Entries taken from a collection:
■ ■ ■ ■ ■ ■ ■

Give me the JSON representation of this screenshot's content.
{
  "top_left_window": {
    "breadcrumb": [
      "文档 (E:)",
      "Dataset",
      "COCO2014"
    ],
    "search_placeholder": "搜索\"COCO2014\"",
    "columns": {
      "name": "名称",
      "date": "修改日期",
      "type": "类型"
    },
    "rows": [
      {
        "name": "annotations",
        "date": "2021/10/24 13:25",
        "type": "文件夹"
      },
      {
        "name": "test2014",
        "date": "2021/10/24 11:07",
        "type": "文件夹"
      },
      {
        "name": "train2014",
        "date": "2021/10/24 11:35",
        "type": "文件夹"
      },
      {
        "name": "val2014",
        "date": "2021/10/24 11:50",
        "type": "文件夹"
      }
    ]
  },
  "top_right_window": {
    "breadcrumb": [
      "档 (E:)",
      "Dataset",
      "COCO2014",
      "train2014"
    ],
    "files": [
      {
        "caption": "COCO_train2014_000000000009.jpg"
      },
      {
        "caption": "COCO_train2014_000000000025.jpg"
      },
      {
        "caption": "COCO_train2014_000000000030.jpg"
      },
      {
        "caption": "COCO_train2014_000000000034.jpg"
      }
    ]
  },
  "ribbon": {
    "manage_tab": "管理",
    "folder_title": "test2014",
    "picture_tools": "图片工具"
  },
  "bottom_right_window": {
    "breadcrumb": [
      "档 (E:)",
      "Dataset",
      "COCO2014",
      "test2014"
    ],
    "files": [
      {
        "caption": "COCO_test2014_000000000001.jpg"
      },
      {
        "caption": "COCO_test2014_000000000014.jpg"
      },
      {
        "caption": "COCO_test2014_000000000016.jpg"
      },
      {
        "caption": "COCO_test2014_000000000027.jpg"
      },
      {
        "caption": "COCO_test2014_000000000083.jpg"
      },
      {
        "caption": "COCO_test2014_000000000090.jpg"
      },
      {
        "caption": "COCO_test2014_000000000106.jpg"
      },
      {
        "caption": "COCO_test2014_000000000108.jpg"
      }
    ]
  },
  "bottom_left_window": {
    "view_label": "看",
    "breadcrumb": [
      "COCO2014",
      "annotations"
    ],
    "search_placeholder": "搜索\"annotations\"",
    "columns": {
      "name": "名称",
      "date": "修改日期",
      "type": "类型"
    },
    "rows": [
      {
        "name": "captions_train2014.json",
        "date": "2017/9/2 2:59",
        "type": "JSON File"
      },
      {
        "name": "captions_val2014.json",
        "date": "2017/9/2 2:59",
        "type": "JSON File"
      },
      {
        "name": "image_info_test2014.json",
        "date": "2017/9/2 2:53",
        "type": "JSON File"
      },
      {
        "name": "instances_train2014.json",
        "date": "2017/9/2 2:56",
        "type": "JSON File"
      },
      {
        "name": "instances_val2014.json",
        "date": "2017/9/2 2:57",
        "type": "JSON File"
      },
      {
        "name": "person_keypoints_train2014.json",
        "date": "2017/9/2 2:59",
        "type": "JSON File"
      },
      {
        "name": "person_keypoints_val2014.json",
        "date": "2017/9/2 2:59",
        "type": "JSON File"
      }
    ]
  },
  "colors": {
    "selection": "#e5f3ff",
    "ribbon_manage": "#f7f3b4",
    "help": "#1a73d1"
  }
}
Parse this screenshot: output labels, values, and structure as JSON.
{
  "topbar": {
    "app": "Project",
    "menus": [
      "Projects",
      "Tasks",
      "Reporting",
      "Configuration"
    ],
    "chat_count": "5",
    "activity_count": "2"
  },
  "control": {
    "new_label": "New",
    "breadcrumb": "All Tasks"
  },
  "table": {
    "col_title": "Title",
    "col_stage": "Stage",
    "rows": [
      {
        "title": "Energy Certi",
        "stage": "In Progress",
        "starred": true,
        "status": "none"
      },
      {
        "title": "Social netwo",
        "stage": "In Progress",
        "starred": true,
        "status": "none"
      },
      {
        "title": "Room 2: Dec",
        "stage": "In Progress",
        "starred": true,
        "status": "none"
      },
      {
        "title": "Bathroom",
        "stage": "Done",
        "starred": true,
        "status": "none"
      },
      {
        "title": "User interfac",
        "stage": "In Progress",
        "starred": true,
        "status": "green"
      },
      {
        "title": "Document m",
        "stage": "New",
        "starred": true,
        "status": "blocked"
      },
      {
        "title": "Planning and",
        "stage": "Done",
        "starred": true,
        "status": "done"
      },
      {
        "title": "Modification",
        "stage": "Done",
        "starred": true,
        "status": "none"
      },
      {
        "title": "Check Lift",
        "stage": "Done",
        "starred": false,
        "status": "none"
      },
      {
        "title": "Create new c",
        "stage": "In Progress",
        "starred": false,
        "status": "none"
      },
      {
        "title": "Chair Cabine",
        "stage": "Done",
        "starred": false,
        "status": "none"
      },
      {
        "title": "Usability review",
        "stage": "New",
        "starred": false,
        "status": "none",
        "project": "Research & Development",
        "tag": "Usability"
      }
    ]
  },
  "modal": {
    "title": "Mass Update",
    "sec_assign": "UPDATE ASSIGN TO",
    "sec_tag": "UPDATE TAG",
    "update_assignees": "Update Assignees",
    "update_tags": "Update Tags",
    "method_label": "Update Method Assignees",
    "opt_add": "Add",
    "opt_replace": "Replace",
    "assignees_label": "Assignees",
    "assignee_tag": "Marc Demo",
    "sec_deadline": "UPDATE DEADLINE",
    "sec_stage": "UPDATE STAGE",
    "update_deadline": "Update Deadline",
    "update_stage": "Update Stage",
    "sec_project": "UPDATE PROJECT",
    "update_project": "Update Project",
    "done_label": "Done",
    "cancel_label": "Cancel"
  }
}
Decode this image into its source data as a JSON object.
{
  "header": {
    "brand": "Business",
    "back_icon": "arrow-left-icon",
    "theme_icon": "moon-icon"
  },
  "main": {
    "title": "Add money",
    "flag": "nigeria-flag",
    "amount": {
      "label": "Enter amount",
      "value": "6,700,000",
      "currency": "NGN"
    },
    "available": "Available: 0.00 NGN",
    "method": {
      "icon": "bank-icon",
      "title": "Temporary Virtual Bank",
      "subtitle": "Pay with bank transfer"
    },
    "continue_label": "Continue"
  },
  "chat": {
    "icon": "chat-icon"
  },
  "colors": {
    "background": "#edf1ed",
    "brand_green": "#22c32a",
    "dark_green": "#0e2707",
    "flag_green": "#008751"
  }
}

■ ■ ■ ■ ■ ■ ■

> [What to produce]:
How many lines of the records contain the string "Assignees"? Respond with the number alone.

> [Solution to this exercise]:
3